▶ _Exercise description_:
Every line below that contains the word "name" must be copied.

▶ _The data_:
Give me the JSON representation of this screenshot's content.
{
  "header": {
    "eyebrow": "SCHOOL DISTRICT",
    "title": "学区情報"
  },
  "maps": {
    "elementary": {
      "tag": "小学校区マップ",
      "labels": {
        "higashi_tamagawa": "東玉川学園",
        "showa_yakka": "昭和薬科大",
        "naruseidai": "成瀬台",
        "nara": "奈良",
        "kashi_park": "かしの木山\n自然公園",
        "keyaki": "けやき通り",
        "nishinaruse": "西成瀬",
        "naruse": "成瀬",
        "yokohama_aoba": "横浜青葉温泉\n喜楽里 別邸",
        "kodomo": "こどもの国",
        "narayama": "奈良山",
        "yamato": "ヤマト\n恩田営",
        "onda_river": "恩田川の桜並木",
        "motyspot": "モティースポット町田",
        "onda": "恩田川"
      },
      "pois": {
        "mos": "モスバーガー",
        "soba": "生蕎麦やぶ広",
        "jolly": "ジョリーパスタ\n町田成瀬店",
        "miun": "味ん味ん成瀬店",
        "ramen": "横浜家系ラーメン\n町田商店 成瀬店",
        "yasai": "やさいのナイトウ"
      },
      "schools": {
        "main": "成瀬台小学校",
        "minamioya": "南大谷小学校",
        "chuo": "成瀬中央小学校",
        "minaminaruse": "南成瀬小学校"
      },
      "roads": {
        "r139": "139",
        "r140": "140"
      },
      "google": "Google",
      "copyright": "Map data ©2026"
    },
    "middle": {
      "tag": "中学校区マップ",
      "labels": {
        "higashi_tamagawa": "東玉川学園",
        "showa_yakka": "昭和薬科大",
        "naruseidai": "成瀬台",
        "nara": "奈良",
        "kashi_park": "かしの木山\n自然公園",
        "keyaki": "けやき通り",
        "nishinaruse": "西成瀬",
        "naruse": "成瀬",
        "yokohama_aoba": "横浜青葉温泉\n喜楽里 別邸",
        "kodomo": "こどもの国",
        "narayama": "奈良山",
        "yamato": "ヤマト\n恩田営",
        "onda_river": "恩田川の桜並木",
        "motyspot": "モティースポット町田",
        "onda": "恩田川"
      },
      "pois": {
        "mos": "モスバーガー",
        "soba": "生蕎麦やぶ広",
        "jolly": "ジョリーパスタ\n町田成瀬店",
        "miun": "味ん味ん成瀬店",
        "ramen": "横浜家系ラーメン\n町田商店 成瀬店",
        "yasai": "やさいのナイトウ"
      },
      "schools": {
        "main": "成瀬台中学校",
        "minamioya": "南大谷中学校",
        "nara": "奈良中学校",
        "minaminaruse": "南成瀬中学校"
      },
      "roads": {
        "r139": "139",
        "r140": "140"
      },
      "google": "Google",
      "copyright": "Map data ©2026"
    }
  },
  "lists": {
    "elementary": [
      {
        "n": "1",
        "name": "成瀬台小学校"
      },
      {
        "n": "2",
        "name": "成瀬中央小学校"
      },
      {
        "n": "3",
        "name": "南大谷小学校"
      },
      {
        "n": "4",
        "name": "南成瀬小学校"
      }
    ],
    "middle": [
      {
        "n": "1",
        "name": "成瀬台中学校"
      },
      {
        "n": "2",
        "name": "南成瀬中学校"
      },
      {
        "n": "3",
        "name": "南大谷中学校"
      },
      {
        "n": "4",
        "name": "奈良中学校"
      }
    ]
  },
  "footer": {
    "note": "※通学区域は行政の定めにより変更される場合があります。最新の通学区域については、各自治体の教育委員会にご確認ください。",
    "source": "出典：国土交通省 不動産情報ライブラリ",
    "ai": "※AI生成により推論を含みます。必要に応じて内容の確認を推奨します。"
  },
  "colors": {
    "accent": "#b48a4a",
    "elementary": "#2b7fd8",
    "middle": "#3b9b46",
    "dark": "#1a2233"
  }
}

▶ _Finished exercise_:
        "name": "成瀬台小学校"
        "name": "成瀬中央小学校"
        "name": "南大谷小学校"
        "name": "南成瀬小学校"
        "name": "成瀬台中学校"
        "name": "南成瀬中学校"
        "name": "南大谷中学校"
        "name": "奈良中学校"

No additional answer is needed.